Down's children received “less favourable” hospital treatmentBMJ 2001; 322 doi: https://doi.org/10.1136/bmj.322.7290.815 (Published 07 April 2001) Cite this as: BMJ 2001;322:815
- Zosia Kmietowicz
An inquiry into the way children with heart defects were treated at two “centres of excellence” in England has blamed poor communication between doctors and families and lack of resources for dissatisfaction among parents.
Doctors at the Royal Brompton Hospital in London and the Harefield Hospital in Middlesex failed to put patients first and offered parents a biased view of only some of the treatment options available for children with Down's syndrome, according to the independent inquiry panel's report.

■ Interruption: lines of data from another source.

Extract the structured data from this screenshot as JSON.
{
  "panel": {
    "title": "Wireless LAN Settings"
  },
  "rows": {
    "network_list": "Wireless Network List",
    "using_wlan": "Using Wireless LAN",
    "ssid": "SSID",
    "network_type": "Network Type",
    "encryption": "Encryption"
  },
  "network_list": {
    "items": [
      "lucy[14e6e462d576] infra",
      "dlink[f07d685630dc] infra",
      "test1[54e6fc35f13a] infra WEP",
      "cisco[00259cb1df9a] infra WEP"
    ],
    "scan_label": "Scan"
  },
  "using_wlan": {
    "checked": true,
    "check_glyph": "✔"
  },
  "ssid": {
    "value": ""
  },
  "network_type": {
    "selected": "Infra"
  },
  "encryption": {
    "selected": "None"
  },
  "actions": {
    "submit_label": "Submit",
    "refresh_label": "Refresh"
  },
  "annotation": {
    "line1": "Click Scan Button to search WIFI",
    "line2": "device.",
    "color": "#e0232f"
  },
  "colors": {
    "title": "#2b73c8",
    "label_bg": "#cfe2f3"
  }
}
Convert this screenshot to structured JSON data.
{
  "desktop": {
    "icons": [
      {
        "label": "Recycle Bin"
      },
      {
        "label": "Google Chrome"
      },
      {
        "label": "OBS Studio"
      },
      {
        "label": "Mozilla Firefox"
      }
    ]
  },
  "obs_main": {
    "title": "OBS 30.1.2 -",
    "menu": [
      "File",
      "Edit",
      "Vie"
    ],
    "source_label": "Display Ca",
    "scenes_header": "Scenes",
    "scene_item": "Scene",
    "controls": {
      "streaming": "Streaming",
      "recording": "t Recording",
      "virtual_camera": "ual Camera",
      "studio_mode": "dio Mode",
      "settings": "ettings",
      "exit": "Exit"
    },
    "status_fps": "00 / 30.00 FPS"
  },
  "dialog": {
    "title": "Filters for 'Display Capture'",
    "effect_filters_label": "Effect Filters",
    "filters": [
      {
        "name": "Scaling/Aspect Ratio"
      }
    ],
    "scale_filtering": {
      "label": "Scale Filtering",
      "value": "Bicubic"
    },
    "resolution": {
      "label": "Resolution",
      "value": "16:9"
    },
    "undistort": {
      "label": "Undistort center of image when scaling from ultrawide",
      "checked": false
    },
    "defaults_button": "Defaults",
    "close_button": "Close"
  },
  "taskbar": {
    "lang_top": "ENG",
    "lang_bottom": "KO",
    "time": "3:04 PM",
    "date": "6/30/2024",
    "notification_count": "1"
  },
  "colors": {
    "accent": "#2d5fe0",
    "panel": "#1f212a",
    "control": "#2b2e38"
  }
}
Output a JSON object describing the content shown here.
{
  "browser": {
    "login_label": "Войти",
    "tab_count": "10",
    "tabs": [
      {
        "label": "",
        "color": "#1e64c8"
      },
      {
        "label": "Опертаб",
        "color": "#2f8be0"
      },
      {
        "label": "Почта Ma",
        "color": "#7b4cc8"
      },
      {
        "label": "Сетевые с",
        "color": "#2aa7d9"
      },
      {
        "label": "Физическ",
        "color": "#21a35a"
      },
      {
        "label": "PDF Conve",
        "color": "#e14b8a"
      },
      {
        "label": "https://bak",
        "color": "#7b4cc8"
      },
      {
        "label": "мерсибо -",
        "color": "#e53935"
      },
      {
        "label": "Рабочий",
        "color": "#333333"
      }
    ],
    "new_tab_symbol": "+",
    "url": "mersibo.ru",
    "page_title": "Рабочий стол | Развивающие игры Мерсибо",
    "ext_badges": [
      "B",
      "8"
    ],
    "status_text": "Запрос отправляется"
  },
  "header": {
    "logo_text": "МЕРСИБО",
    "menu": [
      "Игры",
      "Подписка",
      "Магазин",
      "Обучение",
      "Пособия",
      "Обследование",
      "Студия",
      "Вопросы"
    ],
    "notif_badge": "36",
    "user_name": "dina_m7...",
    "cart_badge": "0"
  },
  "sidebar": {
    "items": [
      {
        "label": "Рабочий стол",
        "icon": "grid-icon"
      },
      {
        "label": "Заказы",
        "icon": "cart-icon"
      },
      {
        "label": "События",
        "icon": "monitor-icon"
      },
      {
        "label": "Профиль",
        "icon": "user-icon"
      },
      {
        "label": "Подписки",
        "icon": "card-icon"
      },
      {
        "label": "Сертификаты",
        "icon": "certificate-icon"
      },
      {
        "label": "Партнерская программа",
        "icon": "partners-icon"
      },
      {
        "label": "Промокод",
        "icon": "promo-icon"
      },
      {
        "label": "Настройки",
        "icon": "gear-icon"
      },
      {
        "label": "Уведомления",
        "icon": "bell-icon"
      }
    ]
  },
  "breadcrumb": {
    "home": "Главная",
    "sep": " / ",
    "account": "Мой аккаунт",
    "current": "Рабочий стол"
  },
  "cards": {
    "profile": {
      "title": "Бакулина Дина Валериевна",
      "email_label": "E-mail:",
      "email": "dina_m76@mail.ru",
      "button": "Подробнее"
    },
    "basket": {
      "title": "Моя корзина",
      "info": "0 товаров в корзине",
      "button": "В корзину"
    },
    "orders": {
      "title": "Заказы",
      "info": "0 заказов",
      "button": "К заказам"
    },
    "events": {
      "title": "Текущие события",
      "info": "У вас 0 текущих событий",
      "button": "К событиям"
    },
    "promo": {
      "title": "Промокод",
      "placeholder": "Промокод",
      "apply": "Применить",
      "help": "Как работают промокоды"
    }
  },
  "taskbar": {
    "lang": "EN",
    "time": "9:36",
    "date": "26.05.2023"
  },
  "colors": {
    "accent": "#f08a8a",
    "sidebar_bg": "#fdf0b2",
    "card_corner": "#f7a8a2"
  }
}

Although it stopped short of accusing doctors of discrimination, the report stated that “children were less favoured in accessing treatment because of their Down's syndrome.”
The inquiry was commissioned by the hospitals 18 months ago after parents whose children had been treated at the hospitals between 1987 and 1999 complained that the results after surgery were worse than elsewhere. An earlier review, however, had found no evidence that this was the case.
Ruth Evans, chairwoman of the inquiry's panel, described the …